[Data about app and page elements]
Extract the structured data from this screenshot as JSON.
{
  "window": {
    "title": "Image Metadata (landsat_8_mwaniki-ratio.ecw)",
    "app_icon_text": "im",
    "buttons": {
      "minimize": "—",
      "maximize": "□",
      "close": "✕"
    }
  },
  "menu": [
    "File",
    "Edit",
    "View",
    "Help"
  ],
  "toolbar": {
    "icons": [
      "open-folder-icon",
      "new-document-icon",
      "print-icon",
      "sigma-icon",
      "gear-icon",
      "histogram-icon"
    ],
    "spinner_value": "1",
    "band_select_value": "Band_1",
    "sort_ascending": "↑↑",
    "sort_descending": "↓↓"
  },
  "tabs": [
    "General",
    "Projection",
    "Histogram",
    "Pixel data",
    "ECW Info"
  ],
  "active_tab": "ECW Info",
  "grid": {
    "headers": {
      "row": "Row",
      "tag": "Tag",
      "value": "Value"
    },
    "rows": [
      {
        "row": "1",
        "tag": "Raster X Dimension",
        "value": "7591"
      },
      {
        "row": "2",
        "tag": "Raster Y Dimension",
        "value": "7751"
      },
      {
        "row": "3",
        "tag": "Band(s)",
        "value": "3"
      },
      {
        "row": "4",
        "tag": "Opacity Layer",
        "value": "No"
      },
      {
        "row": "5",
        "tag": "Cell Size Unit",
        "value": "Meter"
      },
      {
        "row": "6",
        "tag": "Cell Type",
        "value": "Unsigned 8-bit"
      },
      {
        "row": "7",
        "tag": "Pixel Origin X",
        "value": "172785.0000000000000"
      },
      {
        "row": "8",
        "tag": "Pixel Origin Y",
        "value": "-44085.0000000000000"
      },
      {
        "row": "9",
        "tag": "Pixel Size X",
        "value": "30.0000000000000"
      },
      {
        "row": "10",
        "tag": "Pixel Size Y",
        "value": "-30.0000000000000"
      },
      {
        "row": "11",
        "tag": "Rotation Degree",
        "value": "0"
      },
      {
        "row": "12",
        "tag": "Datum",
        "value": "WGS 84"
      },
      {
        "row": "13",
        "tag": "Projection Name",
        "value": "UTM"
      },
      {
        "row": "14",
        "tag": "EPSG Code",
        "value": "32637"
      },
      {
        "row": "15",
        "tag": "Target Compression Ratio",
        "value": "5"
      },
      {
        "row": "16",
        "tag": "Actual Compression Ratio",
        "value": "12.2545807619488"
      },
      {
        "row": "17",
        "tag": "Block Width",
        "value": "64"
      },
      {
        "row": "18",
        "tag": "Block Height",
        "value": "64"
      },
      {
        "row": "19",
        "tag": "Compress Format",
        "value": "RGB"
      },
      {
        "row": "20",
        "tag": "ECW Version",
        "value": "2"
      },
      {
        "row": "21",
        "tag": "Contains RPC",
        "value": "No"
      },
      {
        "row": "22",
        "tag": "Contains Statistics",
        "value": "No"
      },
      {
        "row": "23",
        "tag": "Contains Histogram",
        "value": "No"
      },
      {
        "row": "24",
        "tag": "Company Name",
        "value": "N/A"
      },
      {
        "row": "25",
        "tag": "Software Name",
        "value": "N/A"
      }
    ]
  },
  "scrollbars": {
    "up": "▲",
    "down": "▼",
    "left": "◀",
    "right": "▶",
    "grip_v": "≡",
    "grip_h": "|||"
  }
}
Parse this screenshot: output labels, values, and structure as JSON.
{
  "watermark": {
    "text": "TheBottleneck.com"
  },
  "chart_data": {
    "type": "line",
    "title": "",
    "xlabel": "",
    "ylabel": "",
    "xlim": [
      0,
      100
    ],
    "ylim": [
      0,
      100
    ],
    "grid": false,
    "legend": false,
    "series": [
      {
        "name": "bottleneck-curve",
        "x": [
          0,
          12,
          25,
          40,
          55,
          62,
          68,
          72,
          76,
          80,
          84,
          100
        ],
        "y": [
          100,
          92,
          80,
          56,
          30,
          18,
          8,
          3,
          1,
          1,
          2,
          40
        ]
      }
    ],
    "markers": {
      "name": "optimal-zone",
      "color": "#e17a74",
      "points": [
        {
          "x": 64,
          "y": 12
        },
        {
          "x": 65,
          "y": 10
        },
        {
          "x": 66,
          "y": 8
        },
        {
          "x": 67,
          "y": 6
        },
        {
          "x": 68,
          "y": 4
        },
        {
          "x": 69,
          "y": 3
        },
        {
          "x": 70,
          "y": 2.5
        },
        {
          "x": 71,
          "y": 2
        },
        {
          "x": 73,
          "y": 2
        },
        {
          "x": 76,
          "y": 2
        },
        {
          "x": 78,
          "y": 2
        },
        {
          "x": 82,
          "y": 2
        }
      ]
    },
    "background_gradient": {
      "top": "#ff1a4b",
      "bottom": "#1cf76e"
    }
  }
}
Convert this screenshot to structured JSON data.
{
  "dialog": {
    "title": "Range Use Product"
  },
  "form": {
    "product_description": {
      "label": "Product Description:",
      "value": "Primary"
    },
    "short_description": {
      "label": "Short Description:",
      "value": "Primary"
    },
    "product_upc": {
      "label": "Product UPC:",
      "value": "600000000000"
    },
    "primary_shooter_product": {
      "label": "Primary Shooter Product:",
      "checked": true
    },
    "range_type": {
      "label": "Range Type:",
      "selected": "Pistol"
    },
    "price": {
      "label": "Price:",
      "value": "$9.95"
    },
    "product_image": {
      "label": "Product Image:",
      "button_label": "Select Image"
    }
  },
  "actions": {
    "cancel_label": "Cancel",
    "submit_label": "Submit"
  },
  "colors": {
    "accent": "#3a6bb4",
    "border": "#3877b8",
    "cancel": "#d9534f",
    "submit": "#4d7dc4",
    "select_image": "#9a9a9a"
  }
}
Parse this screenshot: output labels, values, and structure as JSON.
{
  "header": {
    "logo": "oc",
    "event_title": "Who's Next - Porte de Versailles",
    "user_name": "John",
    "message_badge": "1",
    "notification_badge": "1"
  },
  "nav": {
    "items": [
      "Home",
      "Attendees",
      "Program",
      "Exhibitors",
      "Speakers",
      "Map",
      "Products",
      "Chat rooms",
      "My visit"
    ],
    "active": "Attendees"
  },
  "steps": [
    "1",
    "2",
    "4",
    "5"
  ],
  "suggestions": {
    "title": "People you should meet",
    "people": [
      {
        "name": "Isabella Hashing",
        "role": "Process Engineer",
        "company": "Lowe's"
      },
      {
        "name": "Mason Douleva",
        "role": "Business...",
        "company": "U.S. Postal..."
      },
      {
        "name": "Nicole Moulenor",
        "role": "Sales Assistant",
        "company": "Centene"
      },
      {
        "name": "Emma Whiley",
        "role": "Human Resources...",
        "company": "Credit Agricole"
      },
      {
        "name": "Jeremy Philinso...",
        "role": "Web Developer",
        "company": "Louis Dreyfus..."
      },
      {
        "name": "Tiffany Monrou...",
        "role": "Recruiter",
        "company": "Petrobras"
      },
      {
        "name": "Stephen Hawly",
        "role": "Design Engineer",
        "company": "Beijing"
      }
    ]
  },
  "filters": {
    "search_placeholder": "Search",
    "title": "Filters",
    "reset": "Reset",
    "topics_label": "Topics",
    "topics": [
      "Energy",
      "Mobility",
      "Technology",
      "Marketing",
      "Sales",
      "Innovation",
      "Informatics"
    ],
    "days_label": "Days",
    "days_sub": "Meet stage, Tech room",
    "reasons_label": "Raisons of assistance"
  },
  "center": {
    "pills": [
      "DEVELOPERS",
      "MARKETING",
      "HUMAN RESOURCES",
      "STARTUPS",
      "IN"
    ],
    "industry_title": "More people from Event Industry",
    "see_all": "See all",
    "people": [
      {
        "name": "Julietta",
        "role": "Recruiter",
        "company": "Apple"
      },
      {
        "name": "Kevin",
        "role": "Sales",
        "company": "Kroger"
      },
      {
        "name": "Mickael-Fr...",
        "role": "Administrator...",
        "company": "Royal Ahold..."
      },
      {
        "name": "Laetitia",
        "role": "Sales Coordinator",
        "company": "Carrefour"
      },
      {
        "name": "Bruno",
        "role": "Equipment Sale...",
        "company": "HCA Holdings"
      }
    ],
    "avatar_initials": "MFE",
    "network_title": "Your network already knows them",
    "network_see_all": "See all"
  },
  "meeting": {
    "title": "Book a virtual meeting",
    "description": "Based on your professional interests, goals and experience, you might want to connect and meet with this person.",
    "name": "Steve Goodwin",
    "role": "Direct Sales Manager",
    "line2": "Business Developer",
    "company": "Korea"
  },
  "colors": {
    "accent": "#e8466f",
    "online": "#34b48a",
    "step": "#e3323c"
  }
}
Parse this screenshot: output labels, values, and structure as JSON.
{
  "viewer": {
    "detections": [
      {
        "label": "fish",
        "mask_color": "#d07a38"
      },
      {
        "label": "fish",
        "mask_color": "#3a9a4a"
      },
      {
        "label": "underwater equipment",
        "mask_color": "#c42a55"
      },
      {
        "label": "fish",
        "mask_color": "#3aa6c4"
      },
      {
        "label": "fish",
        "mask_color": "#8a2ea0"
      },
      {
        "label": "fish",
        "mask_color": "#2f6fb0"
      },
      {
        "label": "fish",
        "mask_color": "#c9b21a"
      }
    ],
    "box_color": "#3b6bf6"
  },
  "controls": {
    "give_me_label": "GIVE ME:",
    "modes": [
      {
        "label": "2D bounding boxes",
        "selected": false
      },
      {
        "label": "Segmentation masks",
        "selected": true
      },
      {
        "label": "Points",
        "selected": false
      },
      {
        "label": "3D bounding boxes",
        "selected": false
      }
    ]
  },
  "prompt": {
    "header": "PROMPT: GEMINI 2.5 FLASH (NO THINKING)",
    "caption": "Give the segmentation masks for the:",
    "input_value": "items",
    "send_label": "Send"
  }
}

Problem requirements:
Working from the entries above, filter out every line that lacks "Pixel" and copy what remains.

Answer to this problem:
    "Pixel data",
        "tag": "Pixel Origin X",
        "tag": "Pixel Origin Y",
        "tag": "Pixel Size X",
        "tag": "Pixel Size Y",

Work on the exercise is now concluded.